REQUIRED ACTION: Find the line with "Decode this image" in the data below, then restate it and all remaining lines exactly, adding nothing.

LISTED ENTRIES:
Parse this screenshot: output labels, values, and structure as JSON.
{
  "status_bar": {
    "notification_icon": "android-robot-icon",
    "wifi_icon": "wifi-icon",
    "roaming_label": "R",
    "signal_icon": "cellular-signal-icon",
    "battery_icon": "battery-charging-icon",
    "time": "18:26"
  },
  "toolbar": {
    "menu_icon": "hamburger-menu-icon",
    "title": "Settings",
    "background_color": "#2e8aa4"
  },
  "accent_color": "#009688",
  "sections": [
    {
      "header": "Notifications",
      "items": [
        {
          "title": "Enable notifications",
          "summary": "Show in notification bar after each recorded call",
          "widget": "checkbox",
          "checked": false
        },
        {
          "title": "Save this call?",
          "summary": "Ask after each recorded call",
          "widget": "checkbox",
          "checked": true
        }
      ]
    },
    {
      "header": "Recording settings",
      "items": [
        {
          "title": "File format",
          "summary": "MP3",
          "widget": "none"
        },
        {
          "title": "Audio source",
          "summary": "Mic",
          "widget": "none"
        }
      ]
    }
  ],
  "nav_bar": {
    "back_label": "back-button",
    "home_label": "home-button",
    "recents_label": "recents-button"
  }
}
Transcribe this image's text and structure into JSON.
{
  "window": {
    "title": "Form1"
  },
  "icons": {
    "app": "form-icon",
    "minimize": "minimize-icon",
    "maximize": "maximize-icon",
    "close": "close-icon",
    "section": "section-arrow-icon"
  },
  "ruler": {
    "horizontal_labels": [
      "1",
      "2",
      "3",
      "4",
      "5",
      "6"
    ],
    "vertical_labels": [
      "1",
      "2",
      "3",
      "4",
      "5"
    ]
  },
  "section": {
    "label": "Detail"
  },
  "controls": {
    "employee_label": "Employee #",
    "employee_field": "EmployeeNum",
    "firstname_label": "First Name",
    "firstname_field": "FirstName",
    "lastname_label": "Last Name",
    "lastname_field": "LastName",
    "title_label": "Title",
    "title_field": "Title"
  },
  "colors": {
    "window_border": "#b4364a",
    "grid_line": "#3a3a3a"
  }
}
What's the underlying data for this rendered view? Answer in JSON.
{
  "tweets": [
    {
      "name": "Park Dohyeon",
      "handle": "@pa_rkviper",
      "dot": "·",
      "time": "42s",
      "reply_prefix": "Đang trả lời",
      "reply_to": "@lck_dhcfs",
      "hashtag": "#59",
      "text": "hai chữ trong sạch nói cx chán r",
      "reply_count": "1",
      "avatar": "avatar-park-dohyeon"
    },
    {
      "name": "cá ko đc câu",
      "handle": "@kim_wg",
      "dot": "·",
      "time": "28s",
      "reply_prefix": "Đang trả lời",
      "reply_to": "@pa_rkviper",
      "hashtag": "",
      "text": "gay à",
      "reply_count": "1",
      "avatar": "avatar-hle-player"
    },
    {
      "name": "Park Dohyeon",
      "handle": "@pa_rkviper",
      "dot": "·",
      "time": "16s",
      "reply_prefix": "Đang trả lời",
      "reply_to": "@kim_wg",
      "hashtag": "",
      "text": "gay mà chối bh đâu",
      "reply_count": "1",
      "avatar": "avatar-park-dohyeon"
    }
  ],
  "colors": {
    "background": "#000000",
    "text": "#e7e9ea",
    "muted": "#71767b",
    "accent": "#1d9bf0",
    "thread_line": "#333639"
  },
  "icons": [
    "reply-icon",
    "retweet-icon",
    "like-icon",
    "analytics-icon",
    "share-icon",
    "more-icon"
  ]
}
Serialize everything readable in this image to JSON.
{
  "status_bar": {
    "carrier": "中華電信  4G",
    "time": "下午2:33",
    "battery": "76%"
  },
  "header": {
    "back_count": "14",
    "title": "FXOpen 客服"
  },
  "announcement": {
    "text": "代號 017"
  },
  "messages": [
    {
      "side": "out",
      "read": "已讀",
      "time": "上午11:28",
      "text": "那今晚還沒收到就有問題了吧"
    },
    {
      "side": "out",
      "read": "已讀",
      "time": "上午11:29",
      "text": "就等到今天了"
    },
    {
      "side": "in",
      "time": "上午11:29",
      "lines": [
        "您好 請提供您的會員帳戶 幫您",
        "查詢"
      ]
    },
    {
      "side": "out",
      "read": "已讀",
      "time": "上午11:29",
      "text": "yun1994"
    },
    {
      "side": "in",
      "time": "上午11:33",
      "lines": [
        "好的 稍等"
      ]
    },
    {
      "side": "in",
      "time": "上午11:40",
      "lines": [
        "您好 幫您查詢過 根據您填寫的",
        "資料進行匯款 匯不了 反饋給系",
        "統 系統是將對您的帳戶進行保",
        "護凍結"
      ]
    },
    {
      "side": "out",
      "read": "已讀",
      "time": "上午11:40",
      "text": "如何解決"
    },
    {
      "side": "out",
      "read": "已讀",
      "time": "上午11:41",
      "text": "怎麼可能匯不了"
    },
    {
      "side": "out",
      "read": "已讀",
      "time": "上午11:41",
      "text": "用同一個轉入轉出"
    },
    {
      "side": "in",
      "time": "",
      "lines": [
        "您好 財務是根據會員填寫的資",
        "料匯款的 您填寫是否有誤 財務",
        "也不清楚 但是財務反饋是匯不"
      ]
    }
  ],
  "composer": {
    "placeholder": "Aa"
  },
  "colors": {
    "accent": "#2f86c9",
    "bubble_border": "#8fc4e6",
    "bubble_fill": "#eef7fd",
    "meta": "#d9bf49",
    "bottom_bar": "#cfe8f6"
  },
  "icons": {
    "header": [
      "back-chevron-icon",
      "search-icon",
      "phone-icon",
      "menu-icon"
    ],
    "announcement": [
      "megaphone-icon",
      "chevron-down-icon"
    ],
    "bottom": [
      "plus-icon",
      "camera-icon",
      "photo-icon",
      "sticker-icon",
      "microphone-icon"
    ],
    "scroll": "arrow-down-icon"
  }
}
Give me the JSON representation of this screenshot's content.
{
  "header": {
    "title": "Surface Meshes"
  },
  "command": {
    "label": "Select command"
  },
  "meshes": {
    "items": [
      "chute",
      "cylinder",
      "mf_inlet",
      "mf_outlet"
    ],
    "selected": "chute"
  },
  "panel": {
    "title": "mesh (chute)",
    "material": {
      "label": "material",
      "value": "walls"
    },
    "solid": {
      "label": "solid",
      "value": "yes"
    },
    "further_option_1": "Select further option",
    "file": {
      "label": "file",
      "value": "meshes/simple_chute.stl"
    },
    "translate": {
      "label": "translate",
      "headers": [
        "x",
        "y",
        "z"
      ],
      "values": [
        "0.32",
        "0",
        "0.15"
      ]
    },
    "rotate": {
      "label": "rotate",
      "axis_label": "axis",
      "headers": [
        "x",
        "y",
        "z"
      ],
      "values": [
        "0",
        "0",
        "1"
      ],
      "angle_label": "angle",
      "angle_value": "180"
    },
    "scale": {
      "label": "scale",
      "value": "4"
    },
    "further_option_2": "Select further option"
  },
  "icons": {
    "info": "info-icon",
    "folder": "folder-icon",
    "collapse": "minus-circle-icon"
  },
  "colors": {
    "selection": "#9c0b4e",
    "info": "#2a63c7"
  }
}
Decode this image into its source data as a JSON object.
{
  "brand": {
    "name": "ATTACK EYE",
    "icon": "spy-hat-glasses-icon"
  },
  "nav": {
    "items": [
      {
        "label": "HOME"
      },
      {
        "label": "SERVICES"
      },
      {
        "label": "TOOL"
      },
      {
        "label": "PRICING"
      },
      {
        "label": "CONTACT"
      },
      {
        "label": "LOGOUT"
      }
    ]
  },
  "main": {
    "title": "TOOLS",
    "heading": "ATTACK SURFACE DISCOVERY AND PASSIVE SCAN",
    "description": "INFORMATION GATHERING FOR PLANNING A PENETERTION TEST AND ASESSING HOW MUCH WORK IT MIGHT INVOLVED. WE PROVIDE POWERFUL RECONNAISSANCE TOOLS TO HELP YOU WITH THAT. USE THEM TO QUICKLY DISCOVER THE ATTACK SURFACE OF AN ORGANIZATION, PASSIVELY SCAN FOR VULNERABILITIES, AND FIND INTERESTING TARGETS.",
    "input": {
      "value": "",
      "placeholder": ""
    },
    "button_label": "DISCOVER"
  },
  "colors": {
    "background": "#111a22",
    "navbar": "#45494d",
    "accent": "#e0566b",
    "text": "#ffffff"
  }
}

SOLVED EXERCISE:
Decode this image into its source data as a JSON object.
{
  "brand": {
    "name": "ATTACK EYE",
    "icon": "spy-hat-glasses-icon"
  },
  "nav": {
    "items": [
      {
        "label": "HOME"
      },
      {
        "label": "SERVICES"
      },
      {
        "label": "TOOL"
      },
      {
        "label": "PRICING"
      },
      {
        "label": "CONTACT"
      },
      {
        "label": "LOGOUT"
      }
    ]
  },
  "main": {
    "title": "TOOLS",
    "heading": "ATTACK SURFACE DISCOVERY AND PASSIVE SCAN",
    "description": "INFORMATION GATHERING FOR PLANNING A PENETERTION TEST AND ASESSING HOW MUCH WORK IT MIGHT INVOLVED. WE PROVIDE POWERFUL RECONNAISSANCE TOOLS TO HELP YOU WITH THAT. USE THEM TO QUICKLY DISCOVER THE ATTACK SURFACE OF AN ORGANIZATION, PASSIVELY SCAN FOR VULNERABILITIES, AND FIND INTERESTING TARGETS.",
    "input": {
      "value": "",
      "placeholder": ""
    },
    "button_label": "DISCOVER"
  },
  "colors": {
    "background": "#111a22",
    "navbar": "#45494d",
    "accent": "#e0566b",
    "text": "#ffffff"
  }
}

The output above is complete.